[[ DATA FOR PROCESSING, beginning ]]

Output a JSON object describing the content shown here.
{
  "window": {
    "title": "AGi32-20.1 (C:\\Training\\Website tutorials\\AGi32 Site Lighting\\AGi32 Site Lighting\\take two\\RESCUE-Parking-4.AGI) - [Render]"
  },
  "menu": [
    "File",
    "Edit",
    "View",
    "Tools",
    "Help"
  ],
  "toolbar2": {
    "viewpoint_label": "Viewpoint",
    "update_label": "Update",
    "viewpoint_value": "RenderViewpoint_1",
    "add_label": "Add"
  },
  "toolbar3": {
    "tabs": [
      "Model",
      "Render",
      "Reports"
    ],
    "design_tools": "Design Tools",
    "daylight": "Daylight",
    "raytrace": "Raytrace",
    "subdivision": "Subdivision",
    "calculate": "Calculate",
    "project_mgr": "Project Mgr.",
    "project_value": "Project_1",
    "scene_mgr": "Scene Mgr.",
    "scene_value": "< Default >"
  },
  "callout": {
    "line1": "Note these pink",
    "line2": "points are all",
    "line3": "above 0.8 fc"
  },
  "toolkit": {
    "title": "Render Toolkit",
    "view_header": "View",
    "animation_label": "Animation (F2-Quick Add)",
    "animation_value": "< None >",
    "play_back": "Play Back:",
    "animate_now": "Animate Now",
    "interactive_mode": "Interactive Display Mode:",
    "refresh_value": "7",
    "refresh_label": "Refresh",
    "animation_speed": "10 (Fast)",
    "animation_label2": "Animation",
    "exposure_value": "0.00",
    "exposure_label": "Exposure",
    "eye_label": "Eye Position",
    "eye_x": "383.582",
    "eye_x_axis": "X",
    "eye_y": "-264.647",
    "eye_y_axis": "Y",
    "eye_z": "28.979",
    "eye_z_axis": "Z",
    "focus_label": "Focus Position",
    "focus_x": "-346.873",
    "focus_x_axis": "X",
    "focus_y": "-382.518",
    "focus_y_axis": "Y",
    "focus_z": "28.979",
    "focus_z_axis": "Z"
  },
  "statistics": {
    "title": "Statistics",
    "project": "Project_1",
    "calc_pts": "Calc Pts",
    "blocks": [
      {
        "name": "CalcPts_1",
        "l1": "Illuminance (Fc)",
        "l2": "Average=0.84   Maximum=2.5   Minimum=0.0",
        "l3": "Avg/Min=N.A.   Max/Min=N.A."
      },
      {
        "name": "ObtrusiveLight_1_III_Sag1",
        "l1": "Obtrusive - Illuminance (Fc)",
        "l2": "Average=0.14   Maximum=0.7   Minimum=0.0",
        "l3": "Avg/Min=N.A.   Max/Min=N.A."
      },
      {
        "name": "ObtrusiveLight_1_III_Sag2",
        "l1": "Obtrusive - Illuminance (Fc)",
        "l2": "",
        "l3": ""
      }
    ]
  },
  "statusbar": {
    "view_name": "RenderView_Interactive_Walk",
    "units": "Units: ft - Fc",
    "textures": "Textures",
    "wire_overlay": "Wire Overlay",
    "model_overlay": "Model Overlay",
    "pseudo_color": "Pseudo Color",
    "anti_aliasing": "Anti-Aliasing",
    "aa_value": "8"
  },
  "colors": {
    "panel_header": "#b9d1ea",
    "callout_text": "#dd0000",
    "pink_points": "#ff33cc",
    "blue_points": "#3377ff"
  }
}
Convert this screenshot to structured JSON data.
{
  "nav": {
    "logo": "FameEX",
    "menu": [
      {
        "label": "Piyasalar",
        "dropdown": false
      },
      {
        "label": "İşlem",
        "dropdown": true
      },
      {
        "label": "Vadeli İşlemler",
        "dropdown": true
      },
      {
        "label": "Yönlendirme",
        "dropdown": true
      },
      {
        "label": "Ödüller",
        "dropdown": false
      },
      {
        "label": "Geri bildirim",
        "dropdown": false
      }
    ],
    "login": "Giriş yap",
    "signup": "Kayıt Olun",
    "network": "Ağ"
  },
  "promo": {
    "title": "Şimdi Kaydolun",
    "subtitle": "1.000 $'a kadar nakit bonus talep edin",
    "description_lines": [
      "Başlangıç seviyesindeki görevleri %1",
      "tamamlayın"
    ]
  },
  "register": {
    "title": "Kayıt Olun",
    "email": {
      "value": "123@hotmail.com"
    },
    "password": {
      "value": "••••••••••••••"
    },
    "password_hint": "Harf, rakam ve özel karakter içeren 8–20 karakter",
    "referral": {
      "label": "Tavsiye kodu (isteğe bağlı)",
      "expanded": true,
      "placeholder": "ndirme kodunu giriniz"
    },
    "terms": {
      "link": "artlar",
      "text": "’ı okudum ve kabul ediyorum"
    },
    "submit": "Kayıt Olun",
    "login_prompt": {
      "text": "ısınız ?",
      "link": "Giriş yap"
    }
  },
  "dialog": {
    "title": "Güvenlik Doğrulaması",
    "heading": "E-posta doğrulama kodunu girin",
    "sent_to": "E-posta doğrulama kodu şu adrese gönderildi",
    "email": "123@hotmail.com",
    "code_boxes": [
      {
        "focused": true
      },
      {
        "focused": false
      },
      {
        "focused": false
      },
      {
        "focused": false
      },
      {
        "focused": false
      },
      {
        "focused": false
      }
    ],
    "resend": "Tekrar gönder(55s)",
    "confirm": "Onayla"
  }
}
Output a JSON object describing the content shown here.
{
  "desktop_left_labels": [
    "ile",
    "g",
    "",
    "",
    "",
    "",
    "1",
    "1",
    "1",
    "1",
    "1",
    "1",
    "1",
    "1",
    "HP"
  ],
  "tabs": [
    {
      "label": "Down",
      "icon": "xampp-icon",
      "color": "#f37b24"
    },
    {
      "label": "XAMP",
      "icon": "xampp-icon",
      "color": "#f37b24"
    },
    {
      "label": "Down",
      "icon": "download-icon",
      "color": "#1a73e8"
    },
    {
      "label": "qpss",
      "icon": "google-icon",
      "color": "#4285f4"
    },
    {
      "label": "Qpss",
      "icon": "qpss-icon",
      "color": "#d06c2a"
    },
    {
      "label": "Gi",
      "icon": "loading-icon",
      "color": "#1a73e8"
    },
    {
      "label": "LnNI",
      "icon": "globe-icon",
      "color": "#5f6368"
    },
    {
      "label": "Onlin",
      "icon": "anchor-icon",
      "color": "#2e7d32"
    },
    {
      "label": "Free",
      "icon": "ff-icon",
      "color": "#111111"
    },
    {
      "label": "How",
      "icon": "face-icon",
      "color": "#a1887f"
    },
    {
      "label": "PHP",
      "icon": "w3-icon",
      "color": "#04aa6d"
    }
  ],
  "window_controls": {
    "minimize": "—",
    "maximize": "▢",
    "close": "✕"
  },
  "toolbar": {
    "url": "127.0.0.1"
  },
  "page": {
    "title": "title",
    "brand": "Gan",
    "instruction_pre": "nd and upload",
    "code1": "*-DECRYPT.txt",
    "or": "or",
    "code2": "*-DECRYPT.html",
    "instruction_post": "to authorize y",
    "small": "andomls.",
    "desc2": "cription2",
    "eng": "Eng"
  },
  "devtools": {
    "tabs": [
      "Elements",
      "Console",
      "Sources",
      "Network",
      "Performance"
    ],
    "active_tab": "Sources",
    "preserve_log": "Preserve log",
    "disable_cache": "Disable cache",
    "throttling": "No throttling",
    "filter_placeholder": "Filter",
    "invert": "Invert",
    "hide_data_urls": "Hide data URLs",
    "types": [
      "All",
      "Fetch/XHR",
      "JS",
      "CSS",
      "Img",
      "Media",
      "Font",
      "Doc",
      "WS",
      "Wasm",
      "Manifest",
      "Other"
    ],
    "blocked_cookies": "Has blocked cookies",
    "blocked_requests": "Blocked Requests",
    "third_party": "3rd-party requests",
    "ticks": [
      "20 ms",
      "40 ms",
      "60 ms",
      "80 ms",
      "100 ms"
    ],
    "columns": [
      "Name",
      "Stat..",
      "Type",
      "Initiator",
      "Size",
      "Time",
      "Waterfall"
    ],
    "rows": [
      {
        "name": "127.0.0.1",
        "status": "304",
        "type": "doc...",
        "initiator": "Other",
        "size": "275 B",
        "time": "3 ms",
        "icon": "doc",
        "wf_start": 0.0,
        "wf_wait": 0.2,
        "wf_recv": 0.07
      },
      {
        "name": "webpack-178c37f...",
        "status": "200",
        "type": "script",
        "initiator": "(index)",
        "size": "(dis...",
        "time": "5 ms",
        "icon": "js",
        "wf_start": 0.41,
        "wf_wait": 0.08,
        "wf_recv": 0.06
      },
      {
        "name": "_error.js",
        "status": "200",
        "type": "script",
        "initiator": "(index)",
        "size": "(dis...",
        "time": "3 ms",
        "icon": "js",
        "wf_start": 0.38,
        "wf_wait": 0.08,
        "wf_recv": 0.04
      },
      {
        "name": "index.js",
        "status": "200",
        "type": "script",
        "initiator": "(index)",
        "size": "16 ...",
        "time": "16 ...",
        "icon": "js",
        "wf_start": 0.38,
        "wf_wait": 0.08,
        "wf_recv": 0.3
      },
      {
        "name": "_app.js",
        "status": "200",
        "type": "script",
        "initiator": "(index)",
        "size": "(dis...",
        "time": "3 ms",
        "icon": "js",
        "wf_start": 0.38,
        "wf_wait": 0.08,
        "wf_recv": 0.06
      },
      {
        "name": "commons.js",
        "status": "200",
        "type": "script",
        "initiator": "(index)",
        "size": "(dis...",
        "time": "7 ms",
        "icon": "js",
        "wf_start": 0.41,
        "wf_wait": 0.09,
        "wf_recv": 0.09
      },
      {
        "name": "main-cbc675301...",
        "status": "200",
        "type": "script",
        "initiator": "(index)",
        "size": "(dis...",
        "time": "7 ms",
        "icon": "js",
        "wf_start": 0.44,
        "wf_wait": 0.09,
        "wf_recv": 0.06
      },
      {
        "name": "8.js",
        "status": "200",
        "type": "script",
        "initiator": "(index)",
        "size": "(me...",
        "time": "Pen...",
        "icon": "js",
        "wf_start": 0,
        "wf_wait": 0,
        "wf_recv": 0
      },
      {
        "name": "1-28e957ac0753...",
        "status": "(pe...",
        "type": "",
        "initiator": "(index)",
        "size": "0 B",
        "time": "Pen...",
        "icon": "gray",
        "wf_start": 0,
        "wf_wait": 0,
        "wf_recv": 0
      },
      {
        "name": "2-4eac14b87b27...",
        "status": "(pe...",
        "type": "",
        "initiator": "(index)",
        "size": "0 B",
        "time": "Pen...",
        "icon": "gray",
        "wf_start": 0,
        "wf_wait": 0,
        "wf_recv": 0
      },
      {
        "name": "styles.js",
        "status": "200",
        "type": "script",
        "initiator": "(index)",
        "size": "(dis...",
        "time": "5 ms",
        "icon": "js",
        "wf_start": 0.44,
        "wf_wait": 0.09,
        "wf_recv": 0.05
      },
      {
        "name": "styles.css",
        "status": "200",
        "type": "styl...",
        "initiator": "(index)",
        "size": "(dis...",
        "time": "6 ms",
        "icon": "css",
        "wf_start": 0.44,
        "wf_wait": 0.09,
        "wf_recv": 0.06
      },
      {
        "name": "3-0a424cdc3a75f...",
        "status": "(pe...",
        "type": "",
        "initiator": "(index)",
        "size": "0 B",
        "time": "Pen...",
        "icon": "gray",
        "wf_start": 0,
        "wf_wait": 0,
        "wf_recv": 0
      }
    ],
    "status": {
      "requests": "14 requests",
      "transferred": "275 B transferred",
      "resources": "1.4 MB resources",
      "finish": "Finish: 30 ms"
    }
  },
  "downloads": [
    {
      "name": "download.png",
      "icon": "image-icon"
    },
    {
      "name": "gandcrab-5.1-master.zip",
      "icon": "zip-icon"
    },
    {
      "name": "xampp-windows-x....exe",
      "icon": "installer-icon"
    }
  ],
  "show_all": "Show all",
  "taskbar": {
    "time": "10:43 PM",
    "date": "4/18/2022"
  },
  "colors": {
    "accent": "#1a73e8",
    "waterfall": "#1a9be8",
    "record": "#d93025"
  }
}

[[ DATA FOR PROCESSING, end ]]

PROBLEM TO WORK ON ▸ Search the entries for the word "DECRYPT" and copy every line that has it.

EXERCISE OUTPUT ▸
    "code1": "*-DECRYPT.txt",
    "code2": "*-DECRYPT.html",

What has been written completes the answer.